Make sure that golden threads link all aspects of your submission
- BA (Hons) Human Geography - Leeds Metropolitan University
- MA Town and Regional Planning - Leeds Metropolitan University
After graduating from my Master's course in 2013 I began looking for a planning job. To gain vital experience I undertook voluntary part time work for a local architecture firm, providing planning advice on their projects. I also approached my local councils where I was accepted for work shadowing opportunities at Leeds City Council and Kirklees Council. Each gave me vital insights into both the planning system and planning in the public sector. I successfully applied for a job at Kirklees Council, where I have remained for five years.
Kirklees Council has allowed me to flourish as a planner, nurturing my professional development by establishing a strong support network and encouraging me to deal with increasingly complex planning matters. This has allowed me to quickly progress from dealing with minor developments to being lead officer on an ever growing and varied roster of major development proposals. My day to day role includes the assessment of planning applications against planning policy, negotiating as case officer on varied developments, acting as planning lead for council projects as well as offering planning advice to members of the public and local councillors.
- Pick a case study that has meaning for you – Picking a case study of a project you're proud of, or that truly taught you something, will help you feel more invested and allow you be more passionate. This will make it easier to share the work you've done with others and to think and write about it.
- Make sure that 'golden threads' link all aspects of your submission – Your submission is made up of three assessed documents and the log book. They should not be seen as individual documents, but part of a larger whole, being intrinsically interlinked. For example, if something didn't go as planned on your case study project, enter it in your Log Book, reflect upon it in your Professional Competency Statement (PCS) and tell everyone how you're going to learn from it in the Professional Development Plan (PDP).
- Reflect and review your courses of action continuously throughout – Reflection and review is, currently, a 'core' type of evidence required within the competencies and as such should be integral to your actions and submissions. I'd suggest drafting a reflection and review paragraph on each main action you're detailing in your submission. If you feel it's too much later, you can always refine it down.
What does being Chartered mean to you?

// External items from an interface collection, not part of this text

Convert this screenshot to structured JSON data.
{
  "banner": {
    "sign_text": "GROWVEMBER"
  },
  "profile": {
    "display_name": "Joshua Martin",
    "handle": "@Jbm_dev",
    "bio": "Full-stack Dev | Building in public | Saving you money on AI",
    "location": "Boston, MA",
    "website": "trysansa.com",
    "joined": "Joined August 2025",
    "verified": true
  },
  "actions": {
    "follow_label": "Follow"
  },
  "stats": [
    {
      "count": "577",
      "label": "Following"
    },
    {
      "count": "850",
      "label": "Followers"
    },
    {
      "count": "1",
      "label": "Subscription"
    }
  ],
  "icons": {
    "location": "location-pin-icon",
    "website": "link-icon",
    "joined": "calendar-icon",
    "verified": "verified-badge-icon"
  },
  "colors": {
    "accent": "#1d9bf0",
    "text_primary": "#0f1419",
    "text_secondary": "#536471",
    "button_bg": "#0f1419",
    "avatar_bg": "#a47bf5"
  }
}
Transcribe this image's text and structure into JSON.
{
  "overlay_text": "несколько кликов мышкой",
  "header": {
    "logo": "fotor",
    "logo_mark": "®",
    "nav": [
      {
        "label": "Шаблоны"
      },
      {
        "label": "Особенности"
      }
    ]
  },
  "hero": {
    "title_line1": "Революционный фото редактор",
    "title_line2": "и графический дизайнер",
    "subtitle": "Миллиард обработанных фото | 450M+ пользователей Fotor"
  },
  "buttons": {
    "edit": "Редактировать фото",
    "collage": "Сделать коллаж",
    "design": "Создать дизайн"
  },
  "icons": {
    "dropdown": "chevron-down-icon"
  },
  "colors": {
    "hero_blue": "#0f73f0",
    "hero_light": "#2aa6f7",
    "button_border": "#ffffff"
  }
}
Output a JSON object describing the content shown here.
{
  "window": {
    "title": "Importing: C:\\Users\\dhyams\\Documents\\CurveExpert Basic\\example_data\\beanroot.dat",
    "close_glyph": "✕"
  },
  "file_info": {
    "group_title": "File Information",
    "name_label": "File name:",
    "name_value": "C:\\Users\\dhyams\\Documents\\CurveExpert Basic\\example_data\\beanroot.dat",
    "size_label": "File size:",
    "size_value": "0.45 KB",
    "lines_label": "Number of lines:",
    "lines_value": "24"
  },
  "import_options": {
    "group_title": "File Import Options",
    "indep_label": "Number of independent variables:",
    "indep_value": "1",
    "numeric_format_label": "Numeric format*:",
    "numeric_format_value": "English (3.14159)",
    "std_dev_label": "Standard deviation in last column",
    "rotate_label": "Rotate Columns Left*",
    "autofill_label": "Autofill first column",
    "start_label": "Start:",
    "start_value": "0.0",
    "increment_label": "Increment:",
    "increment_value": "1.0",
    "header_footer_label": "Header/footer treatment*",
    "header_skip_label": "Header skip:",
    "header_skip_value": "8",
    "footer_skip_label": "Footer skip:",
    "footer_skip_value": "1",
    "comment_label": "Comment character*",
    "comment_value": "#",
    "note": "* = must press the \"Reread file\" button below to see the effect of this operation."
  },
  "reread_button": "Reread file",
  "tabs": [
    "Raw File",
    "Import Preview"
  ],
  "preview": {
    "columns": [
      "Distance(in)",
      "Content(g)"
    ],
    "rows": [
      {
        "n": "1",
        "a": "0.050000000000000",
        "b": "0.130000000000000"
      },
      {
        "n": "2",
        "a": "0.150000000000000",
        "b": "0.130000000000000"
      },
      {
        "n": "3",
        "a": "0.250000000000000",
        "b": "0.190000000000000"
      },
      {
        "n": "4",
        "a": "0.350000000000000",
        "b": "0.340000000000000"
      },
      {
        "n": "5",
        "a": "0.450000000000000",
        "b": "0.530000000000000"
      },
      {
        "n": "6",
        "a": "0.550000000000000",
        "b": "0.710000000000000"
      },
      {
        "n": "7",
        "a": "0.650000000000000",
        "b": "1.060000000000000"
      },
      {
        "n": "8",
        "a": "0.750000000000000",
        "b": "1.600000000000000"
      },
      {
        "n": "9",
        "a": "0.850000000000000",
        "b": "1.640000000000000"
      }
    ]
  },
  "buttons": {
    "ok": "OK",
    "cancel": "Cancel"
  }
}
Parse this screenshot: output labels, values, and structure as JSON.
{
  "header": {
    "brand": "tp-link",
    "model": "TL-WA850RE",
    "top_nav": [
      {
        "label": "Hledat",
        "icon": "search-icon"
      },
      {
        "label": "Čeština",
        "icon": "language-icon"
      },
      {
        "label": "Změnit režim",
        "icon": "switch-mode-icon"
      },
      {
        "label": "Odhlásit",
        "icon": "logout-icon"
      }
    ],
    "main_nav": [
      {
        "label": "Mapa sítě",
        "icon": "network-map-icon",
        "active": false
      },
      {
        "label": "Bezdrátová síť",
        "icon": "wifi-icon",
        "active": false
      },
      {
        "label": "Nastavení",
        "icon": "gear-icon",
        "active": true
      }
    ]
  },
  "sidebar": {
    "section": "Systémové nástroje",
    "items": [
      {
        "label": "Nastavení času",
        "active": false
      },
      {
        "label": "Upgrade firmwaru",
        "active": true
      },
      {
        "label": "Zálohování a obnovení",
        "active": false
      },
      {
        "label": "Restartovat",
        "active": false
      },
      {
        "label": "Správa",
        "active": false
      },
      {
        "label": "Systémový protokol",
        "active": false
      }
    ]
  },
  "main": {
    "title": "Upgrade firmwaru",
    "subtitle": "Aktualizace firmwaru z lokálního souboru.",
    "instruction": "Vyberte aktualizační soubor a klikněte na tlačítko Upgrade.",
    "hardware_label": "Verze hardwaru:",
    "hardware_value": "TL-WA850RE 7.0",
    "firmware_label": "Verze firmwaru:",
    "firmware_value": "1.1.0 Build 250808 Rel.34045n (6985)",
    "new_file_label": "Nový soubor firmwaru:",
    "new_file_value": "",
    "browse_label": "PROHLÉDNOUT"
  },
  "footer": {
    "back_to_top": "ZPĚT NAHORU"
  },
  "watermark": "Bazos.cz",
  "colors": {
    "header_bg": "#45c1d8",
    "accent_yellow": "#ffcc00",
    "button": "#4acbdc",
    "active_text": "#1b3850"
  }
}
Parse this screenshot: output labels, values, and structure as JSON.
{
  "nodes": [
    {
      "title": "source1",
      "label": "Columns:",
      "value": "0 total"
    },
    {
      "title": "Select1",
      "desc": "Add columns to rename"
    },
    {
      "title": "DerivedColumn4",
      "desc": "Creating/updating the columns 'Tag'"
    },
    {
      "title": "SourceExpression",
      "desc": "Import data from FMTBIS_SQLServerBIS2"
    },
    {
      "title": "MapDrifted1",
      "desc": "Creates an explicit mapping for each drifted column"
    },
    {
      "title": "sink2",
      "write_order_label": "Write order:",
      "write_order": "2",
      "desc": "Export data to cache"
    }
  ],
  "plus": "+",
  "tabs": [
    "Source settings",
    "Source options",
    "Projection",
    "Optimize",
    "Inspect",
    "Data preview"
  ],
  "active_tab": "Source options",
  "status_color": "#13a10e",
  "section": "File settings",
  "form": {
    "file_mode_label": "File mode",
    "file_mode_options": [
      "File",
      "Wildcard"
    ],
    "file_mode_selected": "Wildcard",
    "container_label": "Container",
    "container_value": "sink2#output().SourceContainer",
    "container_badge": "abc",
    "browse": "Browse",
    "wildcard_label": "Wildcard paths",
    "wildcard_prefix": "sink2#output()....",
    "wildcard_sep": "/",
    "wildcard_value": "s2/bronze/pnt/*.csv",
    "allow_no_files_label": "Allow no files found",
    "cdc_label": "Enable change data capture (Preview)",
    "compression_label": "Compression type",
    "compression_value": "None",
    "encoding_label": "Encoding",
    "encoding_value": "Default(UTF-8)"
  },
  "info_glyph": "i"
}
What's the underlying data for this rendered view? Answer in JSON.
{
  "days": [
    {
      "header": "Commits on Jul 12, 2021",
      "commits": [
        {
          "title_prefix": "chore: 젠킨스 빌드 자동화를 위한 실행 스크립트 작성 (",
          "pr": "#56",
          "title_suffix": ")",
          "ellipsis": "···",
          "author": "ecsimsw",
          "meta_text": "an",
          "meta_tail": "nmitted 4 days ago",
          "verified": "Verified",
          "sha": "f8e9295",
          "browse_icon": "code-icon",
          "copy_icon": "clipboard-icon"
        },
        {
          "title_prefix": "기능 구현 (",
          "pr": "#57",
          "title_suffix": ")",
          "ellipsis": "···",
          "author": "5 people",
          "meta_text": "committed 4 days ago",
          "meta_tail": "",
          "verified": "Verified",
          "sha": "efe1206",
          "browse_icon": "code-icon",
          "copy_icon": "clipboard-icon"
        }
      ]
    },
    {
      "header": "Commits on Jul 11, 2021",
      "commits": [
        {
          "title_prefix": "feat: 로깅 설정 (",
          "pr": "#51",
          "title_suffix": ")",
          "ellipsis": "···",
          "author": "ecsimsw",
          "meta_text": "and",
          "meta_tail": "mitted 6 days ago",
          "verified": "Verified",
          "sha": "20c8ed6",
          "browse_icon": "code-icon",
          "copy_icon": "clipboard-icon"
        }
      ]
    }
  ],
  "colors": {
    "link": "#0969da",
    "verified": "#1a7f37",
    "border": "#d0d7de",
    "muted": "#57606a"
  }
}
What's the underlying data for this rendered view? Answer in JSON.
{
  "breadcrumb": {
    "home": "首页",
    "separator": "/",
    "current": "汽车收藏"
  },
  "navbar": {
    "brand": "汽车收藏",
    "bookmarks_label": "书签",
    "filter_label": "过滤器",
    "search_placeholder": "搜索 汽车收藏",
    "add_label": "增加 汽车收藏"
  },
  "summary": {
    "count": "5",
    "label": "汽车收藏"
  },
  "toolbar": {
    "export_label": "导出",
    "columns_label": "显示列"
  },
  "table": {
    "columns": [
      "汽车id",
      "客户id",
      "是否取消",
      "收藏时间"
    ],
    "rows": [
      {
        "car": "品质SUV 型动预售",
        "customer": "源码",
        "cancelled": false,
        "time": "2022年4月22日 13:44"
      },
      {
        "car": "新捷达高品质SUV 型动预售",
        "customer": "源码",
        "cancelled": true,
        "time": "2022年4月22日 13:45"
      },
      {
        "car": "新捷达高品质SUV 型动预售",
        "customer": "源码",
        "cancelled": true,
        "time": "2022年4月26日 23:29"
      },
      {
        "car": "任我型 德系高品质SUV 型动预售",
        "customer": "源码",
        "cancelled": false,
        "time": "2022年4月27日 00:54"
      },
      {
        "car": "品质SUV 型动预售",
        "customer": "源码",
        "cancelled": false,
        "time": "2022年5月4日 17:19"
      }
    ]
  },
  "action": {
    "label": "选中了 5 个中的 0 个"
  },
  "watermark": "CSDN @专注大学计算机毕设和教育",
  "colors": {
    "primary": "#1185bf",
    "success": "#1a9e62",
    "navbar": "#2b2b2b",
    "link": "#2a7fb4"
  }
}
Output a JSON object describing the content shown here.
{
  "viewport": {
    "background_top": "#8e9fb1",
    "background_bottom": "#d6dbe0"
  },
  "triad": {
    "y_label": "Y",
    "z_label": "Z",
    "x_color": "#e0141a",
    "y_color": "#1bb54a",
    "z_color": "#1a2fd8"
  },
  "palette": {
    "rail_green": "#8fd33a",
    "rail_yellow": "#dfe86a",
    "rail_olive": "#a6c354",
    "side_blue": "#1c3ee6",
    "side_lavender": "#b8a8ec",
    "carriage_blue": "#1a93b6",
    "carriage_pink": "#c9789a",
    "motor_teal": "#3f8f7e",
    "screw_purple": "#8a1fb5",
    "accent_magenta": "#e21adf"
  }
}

Achieving MRTPI status is important recognition of my professional competence, abilities and knowledge; not only to my colleagues and those I work with, but to myself. It demonstrates that my years of education and work experience have cumulated in an internationally recognised level of professionalism. However, I am well aware that my professional development must never stop, but by being MRTPI I can look forward to great opportunities in my career.